Yesterday officials from the Ohio Department of Natural Resources announced that, yes indeed, about a dozen earthquakes were most likely caused by injections into deep underground waste disposal wells. Wells that accepted waste drilling fluids and injected them into these deep – sometimes 9,000 or so feet – wells.

Ohio has about 200 underground injection wells. About 180 of those disposal wells accept waste from oil and gas operations, generating about $1 million for the state. Last year more than half  of that waste came from out of state, most from Pennsylvania. While the state charges 20-cents a barrel for out-of-staters, at least one private company charges $3/barrel for drilling waste disposal.

Clearly, taking drilling waste can be big business – especially when you consider how many truckloads of waste fluids are being hauled away just from the Marcellus gas fields. According to news reports, PA drillers sent almost 1.5 million barrels of waste to Ohio injection wells during the second half of 2011. And the drilling has yet to begin in NY.

Following up on their report, Ohio regulators announced new rules for underground injection wells:
  • They are banning injection into Precambrian rock – those formations at 8,000 feet and below. Existing wells that reach into that formation must be plugged.
  • Injection wells must have state-of-the-art pressure and volume monitoring; that includes automatic shut-off systems.
  • The state will require an electronic tracking system to identify chemicals in all drilling waste fluids entering the state.
NY Governor Andrew Cuomo insists that science must guide drilling regulations.

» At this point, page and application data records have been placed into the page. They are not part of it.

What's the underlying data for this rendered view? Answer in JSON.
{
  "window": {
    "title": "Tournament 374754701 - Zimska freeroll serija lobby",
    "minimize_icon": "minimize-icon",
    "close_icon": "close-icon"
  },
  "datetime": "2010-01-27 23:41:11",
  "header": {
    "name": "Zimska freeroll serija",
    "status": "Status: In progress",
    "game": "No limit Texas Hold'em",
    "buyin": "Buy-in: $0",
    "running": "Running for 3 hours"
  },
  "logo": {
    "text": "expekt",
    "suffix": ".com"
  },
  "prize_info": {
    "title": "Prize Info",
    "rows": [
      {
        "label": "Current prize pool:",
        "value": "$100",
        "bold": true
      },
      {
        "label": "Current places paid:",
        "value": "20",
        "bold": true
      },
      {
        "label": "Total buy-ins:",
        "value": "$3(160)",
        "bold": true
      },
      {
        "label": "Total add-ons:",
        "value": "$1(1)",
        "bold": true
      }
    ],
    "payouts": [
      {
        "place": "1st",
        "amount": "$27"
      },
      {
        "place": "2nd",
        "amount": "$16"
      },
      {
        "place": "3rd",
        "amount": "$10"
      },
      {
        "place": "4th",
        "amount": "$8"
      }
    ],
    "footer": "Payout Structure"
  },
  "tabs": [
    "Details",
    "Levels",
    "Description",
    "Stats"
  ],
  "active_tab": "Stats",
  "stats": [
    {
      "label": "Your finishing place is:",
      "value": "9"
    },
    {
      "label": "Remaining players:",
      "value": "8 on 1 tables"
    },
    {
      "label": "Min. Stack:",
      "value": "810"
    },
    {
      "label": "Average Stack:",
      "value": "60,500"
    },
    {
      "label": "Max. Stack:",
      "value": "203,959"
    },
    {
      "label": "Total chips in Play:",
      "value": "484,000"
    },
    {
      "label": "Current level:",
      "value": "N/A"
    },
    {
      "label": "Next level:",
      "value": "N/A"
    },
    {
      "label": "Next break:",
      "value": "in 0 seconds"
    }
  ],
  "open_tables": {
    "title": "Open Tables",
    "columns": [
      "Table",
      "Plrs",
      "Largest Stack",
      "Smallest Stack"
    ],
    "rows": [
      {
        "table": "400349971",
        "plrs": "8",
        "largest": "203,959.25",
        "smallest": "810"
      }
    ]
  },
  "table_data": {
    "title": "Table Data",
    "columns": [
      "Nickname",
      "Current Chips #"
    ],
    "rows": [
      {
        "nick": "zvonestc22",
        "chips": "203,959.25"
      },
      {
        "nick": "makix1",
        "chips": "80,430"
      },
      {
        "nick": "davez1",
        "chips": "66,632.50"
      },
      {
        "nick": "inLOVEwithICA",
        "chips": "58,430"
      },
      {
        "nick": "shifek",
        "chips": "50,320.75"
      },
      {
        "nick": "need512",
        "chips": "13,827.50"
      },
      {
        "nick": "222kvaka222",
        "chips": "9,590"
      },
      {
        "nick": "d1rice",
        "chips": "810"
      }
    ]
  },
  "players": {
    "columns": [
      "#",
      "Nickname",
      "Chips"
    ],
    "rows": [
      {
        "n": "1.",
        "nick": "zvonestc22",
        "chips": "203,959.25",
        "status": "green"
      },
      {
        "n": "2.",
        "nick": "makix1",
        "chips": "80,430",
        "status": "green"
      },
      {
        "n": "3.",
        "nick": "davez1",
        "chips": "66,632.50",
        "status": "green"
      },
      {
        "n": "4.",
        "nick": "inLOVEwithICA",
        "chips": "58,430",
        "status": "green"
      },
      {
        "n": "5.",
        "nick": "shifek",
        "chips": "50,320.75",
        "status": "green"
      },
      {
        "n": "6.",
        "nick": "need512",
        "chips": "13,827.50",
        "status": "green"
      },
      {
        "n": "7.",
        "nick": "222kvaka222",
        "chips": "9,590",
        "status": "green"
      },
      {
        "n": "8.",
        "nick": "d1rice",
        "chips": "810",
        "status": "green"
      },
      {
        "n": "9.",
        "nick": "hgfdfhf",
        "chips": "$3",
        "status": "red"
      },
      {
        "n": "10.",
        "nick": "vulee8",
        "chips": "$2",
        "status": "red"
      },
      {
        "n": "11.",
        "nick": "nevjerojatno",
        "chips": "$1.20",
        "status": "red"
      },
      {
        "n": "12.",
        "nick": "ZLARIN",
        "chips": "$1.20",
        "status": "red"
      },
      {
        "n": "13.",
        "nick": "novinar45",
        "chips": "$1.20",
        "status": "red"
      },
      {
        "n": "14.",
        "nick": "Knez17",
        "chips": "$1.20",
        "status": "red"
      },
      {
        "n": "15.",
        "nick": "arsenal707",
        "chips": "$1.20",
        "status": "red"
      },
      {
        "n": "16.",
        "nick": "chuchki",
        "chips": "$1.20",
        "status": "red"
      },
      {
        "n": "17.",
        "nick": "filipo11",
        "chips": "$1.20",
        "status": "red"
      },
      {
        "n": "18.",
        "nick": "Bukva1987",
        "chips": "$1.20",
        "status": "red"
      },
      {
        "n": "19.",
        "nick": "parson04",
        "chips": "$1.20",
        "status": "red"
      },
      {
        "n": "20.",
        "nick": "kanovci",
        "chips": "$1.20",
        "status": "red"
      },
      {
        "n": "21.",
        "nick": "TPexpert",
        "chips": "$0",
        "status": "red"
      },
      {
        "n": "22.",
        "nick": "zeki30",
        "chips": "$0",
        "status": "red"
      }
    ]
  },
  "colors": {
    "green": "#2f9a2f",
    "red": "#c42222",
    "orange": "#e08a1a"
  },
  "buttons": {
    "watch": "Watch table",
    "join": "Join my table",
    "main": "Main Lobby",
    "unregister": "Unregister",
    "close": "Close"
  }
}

It’s pretty clear from OH – and other states experiencing injection well-caused quakes – that drilling has out-paced the science.

Thursday, March 1, 2012

Will Science Determine NY Drilling Policy?

When it comes to fracking, NY Governor Andrew Cuomo has repeatedly and publicly pledged to “let the science and the facts make the determination, not emotion and not politics.”

And who could be more scientific and less emotional than the US Geological Survey? Dusty Horwitt, Senior Counsel for the Environmental Working Group recently reviewed comments the USGS sent in response to the most recent revised draft Supplemental Generic Environmental Impact Statement (SGEIS) for high-volume horizontal hydraulic fracturing in shales. 

The plan is flawed, say the federal scientists. And allowing drilling and fracking would endanger water supplies of rural and urban residents.

In the SGEIS the NY State Department of Environmental Conservation (DEC) proposes that a 500-foot buffer is sufficient to protect water sources and aquifers.

USGS disagrees. A 500-foot buffer around aquifers that supply major municipal water systems may provide only partial protection to these aquifers, they say. Likewise, a 500-foot buffer for private water wells and springs affords only limited protection and doesn’t take local geology, hydrology nor topography into account.  Water quality changes can occur at significant distance from a disturbance – especially if a domestic well is located below a well pad – and USGS suggests that in some cases state regulators need to be thinking in terms of miles, not feet.

Federal scientists also criticized the SGEIS for under-representing number and extent of natural faults in the region where shale gas drilling would occur. USGS pointed out that drilling and hydraulic fracturing directly beneath faults could potentially allow contaminant to flow upward into underground aquifers. They pointed out that there are generally far more natural faults in bedrock overlying the Marcellus Shale than other places.
USGS also criticized what they perceive as a lack of detailed information on underground freshwater sources. The depths of underground drinking water sources are not well documented – these must be established so that drilling companies can design casing and cementing to prevent migration of gas or saltwater into underground drinking water supplies. NY State doesn’t require drilling companies to map underground fresh water and salt water sources before they drill – and that information is critical to the design and installation of effective casing and cementing. You can read more here.